English 110 – Garcia – Academic Texts
About this Guide
This guide provides students with recommended resources for conducting research for Writing Project 2 in English 110 with Professor Garcia.
Use the tabs to navigate through the pages of the guide.
A research paper in which you will explore the same topic from two different perspectives, using scholarly sources. You may select two sources from either different academic disciplines (e.g. history and psychology) or from the same one. You will analyze a scholarly publication for each author in the form of either a book or scholarly journal article, and will make an original argument about how each scholar approaches your topic.
Paper Writing Assistance
Need more help?
If you need more help with research, ask a librarian! Stop by the Reference Desk, or contact a librarian by phone, text, or chat for more help. Find our contact information on the right side of this page.
Choosing a Topic
Reference sources are a great place to start, to get topic ideas and to get background information on a variety of topics.
Print Reference Books
These resources are available in the Luria Library Reference section.
- The official guide to American attitudes: who thinks what about the issues that shape our lives — R 303.380973 M682o
- Encyclopedia of social issues — R 306.0973 R 845e
- Encyclopedia of contemporary American social issues — R306.0973 S528e
- Social history of the United States — 306.0973 W186e
- American countercultures : an encyclopedia of nonconformists, alternative lifestyles, and radical ideas in U.S. history — R 306.1 M678a
- Encyclopedia of politics — R 320.03 C283e
- Encyclopedia of social problems — R 361.1 P261e
- Encyclopedia of crime and punishment — R 364.03 L665e
- Dictionary of American history — R 973.03 A194d 2003
Online Reference Sources
These resources are available online and will require your Pipeline account information when you access them off campus.
- Credo Reference: Contains the full text of nearly 600 encyclopedias, dictionaries, bilingual dictionaries, and other reference books. Click on “Find Topic Pages” for topic ideas in various disciplines.
Sometimes the words you use will be different from the words used by the library catalog and databases.
Try experimenting with different ways of describing the same thing. For example, what are different ways to describe drug abuse?
Include words related to the disciplinary perspective that interests you, such as:
drug abuse biology
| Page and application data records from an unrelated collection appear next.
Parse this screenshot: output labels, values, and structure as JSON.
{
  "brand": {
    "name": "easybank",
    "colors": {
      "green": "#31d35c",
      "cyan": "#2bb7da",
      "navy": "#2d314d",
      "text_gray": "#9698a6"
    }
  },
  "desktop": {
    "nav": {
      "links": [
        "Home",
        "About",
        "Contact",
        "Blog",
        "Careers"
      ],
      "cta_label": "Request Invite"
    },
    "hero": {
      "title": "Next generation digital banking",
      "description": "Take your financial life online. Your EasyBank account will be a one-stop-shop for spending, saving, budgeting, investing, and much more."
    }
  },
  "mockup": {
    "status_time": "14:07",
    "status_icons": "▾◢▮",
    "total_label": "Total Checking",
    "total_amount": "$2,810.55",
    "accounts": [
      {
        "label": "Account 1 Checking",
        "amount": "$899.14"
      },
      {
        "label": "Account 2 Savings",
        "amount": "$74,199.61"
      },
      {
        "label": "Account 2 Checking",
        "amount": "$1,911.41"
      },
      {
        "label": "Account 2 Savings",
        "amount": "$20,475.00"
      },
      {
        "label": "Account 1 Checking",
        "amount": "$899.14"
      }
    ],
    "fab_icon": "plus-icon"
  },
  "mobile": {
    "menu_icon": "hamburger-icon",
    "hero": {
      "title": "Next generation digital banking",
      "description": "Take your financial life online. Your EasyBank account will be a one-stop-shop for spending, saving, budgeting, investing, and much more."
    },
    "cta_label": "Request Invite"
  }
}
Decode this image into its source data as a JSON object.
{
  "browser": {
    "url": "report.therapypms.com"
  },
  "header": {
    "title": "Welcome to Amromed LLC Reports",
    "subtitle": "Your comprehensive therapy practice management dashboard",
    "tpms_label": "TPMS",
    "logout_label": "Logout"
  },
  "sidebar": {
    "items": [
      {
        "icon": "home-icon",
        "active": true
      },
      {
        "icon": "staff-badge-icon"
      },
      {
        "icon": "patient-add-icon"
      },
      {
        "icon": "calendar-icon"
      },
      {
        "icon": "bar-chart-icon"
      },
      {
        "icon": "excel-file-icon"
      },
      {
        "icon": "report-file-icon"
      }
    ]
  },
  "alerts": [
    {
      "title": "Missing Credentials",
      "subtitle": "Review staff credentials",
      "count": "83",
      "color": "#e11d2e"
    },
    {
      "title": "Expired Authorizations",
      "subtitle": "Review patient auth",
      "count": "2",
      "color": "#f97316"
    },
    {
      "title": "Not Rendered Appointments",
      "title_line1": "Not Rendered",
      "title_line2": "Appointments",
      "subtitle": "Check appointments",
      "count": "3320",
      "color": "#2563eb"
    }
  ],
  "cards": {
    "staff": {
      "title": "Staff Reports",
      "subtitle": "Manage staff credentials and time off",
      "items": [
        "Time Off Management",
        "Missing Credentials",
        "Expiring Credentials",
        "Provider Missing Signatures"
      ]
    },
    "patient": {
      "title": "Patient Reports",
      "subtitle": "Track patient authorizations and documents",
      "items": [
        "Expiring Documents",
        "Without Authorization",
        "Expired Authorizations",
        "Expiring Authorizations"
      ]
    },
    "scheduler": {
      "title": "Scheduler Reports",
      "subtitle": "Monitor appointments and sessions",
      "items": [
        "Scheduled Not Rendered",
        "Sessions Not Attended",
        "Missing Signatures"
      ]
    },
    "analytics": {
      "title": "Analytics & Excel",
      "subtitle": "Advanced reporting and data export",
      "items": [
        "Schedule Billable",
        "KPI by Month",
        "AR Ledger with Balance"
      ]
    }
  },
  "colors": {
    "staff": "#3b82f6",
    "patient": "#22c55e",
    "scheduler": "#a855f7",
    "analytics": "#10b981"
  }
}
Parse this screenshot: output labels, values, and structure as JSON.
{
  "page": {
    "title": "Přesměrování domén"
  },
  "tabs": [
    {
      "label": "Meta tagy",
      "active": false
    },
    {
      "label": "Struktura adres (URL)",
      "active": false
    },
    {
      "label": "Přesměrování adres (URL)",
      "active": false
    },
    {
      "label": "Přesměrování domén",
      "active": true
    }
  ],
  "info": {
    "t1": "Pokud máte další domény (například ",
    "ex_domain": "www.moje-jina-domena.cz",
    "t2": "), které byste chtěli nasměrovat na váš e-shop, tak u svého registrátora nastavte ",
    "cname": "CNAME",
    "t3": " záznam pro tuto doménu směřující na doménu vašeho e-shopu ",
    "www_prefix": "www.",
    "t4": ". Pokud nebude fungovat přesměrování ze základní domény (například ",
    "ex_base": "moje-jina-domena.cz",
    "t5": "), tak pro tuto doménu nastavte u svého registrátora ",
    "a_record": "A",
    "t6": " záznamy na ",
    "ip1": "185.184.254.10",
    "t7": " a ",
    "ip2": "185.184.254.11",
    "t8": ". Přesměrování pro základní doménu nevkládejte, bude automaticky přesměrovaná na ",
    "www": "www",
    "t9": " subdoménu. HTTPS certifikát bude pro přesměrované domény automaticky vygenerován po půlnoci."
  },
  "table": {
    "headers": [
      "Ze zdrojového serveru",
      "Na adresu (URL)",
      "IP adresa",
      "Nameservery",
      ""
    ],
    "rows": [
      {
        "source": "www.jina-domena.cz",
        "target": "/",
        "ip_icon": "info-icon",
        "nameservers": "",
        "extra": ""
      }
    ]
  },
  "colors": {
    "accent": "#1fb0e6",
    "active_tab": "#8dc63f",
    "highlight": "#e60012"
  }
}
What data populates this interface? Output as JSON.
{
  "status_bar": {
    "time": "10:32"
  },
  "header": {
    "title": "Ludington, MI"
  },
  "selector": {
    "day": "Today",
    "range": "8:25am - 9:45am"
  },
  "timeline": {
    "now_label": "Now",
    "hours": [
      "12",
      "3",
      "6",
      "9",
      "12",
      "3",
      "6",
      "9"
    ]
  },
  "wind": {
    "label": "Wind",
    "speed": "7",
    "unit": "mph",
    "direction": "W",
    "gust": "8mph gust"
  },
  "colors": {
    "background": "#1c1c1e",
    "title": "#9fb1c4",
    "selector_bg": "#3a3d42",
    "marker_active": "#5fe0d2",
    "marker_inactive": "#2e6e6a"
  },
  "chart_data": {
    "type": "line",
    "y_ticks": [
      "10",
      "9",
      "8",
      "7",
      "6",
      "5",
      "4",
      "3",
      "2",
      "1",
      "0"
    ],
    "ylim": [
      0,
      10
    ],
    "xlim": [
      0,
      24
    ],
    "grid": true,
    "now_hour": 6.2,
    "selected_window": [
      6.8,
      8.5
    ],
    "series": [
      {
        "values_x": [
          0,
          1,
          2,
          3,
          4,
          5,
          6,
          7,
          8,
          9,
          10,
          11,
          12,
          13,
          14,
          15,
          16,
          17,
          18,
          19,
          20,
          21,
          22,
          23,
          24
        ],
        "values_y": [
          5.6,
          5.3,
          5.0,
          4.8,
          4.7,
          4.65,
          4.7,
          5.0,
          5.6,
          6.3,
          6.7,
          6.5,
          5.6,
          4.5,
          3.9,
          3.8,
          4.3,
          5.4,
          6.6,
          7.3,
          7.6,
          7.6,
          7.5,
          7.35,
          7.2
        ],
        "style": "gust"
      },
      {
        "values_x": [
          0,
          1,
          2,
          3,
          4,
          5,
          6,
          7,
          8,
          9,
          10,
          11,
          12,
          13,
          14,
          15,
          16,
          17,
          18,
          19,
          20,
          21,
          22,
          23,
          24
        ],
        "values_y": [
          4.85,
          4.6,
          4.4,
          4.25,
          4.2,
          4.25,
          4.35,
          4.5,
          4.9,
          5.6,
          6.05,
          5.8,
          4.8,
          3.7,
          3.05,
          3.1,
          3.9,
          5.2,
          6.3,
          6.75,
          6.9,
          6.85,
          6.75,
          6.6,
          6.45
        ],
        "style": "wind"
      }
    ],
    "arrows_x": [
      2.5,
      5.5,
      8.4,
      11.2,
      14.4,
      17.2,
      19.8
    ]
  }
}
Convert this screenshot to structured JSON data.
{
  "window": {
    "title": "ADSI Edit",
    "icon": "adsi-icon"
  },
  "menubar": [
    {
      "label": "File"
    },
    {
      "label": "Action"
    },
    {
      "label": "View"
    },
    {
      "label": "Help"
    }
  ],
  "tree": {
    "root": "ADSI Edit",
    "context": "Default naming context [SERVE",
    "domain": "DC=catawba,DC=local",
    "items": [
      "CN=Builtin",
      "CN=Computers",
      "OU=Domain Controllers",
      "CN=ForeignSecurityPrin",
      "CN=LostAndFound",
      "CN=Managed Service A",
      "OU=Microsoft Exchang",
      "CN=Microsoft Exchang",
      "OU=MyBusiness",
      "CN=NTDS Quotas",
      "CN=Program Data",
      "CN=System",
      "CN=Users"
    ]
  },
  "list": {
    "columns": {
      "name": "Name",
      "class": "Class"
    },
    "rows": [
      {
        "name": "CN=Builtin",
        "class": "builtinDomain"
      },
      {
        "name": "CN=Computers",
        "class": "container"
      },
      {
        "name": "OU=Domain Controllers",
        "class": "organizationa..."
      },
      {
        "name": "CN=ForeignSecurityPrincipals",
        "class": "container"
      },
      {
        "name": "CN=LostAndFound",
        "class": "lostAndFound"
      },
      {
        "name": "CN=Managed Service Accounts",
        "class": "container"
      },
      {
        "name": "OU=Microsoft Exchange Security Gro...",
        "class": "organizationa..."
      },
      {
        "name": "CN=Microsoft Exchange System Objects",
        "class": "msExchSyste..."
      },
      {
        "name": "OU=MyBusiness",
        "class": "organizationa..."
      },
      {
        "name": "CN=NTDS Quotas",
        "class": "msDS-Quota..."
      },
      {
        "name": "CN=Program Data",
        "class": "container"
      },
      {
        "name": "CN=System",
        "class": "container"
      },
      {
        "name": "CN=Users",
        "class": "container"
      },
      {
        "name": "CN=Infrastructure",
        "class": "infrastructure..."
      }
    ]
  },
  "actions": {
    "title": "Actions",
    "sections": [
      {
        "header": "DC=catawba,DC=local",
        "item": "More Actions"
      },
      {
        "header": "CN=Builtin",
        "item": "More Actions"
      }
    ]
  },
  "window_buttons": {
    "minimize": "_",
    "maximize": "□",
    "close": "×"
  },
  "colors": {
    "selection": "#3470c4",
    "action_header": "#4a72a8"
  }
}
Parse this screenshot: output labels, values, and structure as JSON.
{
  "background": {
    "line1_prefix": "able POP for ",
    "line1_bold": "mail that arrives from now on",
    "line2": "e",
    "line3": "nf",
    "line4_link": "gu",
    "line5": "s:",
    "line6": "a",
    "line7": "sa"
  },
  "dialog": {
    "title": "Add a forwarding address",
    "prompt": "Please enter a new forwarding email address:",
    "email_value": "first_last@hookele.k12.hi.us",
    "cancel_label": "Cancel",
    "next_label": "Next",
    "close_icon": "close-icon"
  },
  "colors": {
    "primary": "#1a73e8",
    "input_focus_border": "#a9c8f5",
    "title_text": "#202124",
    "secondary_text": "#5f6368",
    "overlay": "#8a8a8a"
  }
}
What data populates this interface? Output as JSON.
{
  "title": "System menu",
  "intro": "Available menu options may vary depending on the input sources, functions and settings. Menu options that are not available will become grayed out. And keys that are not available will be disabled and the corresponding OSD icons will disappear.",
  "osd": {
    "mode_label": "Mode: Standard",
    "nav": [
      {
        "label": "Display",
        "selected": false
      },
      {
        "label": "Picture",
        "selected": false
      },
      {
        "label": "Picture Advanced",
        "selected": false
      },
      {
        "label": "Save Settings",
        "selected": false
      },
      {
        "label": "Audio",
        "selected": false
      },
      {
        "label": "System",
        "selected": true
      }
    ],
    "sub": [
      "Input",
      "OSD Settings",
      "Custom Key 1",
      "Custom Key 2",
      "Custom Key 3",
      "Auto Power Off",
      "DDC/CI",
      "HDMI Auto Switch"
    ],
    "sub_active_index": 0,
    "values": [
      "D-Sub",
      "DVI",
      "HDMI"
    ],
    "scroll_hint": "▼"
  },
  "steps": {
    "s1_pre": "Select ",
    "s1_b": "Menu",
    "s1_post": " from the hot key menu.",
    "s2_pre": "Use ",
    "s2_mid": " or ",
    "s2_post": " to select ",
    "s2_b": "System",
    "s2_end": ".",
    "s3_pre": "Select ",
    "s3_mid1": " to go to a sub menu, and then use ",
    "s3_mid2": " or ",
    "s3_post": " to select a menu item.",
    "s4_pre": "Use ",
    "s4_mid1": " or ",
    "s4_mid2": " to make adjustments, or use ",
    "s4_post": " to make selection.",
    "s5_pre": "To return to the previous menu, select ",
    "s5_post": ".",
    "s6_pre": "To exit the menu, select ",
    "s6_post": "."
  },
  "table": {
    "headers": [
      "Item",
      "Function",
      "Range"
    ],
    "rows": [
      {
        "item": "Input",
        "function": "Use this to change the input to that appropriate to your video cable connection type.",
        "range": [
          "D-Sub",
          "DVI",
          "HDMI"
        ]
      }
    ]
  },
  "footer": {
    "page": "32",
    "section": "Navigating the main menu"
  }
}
drug abuse psychology
drug abuse law
drug abuse history
If you have trouble finding information on your topic from the perspective that interests you, ask a librarian for help choosing the best keywords to use in your search.
Search the library catalog for your topic. To limit to books, choose the appropriate box from the menu to the left of your search results.
The call number for the book will help you determine the perspective from which it is written:
000 – General works, Computer science and Information
100 – Philosophy and psychology
200 – Religion
300 – Social sciences
400 – Language
500 – Science
600 – Technology
700 – Arts & recreation
800 – Literature
900 – History & geography
For ebooks, which have no call number, use the subject headings to determine the perspective from which the book is written.
You might also want to investigate the author’s expertise. Is s/he a biologist? A historian? A psychologist?
Magazine vs. Journal Articles
Before you search, you need to know the difference between “magazine” and “journal” articles. Journals are also referred to as “peer-reviewed” or “scholarly” sources.
A brief explanation can be found here:
Use the following databases to find periodical articles. These resources will require your Pipeline account information when you access them off campus.
- Academic Search Premier: Includes articles from periodicals in all subject areas, including thousands of peer-reviewed journals. You will need to limit your results to scholarly sources.
- JSTOR Contains articles from hundreds of scholarly journals covering a wide range of subjects in the arts, humanities, sciences, and social sciences. Most of the articles in JSTOR come from scholarly sources.
If you’re not sure what disciplinary perspective an author represents, look at the title of the journal where the article was published for clues. For example, and article about drug abuse that was published in JAMA: The journal of the American Medical Association probably comes from a medical or biological perspective, whereas an article published in Journal of Community Psychology probably comes from a psychology perspective. The author’s area of expertise can give you clues as well, just as with books.
See the Luria Library’s database descriptions page to select databases by discipline, or to browse a full list of library databases. If you’re not sure which databases is the best for your topic, ask a librarian for help.